** Opening RECORDS PROVIDED block **

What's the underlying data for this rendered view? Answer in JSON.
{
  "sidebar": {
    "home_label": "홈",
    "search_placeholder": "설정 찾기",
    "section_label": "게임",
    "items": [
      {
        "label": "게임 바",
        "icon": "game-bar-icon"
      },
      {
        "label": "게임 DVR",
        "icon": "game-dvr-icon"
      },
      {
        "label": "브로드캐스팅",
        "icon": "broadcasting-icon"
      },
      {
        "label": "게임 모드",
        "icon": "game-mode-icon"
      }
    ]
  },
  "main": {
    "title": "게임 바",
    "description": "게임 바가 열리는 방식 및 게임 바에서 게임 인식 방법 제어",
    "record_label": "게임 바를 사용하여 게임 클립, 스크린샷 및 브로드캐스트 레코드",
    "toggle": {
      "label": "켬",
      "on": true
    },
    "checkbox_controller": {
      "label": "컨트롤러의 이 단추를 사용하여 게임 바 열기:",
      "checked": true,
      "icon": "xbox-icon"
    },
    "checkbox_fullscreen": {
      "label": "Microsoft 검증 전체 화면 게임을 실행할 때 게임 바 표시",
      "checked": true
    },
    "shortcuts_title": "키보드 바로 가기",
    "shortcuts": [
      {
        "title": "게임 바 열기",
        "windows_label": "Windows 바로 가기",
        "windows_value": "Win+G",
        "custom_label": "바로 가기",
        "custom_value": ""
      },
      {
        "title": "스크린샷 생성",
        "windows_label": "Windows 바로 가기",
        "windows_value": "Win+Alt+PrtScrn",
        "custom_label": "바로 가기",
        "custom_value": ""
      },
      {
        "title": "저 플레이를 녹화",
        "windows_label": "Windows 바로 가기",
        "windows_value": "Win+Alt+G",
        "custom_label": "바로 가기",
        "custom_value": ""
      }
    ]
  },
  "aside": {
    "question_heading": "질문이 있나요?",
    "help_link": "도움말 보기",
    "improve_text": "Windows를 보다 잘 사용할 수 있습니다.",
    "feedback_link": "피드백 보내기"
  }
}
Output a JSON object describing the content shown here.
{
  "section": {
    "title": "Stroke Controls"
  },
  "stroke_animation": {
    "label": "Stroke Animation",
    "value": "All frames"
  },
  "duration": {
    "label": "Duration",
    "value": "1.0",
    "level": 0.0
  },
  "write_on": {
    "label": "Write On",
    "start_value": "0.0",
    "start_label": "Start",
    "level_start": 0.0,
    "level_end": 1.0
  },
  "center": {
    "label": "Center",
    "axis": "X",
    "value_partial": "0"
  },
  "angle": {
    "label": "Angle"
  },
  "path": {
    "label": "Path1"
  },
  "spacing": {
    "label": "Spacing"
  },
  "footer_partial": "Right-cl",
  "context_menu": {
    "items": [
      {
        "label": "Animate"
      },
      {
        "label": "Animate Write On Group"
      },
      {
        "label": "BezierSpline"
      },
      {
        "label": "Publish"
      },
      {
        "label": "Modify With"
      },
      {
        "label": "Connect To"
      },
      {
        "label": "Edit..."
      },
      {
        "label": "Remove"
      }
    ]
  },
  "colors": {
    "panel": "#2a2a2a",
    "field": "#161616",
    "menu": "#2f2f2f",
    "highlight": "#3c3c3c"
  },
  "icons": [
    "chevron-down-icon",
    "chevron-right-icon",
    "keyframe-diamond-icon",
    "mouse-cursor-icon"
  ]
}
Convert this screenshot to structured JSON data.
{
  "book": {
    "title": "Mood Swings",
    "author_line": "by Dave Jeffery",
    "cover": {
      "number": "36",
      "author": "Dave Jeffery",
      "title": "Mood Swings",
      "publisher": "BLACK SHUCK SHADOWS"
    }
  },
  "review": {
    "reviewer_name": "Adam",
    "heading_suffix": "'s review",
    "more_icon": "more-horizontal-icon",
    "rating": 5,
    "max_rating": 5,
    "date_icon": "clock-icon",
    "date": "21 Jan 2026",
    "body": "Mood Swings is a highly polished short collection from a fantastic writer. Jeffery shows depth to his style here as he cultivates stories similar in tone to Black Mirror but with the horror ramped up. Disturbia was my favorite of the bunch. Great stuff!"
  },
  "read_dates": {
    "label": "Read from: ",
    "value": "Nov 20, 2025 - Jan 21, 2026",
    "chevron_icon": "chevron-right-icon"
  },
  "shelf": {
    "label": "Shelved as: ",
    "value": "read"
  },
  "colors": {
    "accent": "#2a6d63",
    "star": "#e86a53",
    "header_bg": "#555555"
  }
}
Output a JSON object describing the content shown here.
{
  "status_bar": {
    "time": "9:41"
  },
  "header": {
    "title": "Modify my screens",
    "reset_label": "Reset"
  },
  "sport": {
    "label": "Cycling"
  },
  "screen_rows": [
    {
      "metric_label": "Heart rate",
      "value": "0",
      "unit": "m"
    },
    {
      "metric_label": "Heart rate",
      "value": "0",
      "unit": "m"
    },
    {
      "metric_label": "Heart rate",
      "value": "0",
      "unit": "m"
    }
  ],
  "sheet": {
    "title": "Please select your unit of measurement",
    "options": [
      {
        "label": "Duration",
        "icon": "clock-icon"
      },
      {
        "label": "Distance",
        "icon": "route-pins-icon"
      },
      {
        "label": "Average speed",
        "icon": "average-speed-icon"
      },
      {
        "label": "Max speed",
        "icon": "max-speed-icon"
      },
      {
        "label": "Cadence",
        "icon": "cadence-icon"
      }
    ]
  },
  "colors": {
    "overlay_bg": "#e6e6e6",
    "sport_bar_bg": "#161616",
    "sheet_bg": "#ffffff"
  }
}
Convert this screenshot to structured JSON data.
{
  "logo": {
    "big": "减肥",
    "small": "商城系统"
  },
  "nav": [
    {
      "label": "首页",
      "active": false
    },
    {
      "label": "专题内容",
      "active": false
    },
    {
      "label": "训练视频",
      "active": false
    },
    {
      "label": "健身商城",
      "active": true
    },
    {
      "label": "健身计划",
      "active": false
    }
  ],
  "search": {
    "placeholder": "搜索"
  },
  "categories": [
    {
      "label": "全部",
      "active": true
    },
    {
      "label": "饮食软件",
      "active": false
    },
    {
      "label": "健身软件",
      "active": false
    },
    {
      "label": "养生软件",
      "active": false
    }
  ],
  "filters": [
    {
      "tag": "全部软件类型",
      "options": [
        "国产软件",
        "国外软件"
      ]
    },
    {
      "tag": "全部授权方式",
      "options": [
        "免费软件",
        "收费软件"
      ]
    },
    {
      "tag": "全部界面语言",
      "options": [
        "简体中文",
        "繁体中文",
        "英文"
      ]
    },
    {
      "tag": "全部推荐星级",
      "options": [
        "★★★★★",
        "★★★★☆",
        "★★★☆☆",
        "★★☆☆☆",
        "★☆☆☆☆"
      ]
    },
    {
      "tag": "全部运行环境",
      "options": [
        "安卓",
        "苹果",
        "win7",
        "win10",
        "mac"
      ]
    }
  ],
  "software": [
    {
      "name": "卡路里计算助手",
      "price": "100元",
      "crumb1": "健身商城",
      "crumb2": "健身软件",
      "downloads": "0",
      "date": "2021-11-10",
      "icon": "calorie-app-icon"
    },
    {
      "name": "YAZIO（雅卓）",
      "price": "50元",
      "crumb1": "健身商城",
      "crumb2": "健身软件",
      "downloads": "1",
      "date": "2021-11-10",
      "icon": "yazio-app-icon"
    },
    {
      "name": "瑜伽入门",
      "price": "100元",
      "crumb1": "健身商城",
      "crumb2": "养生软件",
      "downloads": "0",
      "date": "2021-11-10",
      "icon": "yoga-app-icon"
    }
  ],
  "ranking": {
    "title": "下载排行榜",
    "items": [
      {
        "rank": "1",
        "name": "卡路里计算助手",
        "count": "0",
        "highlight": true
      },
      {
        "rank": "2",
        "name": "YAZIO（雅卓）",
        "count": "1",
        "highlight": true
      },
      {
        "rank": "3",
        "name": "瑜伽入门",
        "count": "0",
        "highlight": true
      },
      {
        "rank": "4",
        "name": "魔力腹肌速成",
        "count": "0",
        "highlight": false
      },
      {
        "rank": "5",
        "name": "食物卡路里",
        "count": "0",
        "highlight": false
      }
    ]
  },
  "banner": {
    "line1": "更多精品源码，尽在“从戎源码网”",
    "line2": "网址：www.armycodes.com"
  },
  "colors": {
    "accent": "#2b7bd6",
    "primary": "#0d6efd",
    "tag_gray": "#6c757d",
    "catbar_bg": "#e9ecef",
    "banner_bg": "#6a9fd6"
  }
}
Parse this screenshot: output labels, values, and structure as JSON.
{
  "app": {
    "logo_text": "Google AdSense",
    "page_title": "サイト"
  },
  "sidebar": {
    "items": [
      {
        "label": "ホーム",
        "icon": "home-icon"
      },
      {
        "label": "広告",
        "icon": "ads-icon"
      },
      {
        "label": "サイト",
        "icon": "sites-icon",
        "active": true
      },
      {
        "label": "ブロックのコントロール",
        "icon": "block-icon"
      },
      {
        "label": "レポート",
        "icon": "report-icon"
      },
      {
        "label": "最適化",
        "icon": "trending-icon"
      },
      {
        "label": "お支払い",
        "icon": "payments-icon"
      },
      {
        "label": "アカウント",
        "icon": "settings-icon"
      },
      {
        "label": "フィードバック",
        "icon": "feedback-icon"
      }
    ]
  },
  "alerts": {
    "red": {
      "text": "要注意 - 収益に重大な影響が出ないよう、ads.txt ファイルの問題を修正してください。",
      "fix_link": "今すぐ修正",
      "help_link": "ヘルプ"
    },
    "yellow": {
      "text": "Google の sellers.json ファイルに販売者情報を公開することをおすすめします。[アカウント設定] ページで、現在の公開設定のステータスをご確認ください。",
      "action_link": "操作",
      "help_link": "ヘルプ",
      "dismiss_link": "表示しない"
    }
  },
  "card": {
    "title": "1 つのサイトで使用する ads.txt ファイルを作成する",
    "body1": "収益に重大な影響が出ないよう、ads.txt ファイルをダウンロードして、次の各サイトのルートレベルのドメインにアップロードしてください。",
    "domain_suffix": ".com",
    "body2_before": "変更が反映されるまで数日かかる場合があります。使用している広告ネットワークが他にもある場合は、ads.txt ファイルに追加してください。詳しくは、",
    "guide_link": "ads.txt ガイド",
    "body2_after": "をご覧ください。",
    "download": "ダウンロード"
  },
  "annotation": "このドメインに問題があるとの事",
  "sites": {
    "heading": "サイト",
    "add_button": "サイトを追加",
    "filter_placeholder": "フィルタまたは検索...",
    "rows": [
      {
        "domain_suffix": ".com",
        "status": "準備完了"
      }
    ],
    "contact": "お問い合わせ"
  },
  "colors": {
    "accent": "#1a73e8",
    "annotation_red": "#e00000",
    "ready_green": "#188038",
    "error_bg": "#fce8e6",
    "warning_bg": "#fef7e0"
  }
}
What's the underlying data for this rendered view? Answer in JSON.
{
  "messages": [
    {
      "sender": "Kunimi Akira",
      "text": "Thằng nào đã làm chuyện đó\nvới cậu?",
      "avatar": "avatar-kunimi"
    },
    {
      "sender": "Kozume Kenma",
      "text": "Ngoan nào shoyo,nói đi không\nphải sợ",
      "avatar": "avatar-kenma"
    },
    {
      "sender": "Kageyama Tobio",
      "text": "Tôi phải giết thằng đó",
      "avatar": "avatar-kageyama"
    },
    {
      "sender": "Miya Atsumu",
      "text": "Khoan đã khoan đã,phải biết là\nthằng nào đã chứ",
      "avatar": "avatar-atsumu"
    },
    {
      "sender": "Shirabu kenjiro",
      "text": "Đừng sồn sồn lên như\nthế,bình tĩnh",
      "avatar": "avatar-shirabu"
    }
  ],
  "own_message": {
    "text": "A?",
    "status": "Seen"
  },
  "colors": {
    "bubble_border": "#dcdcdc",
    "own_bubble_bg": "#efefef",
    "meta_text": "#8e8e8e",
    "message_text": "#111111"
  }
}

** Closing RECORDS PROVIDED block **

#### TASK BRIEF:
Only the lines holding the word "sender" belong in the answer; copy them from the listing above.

#### ANSWER FOR THIS EXERCISE:
      "sender": "Kunimi Akira",
      "sender": "Kozume Kenma",
      "sender": "Kageyama Tobio",
      "sender": "Miya Atsumu",
      "sender": "Shirabu kenjiro",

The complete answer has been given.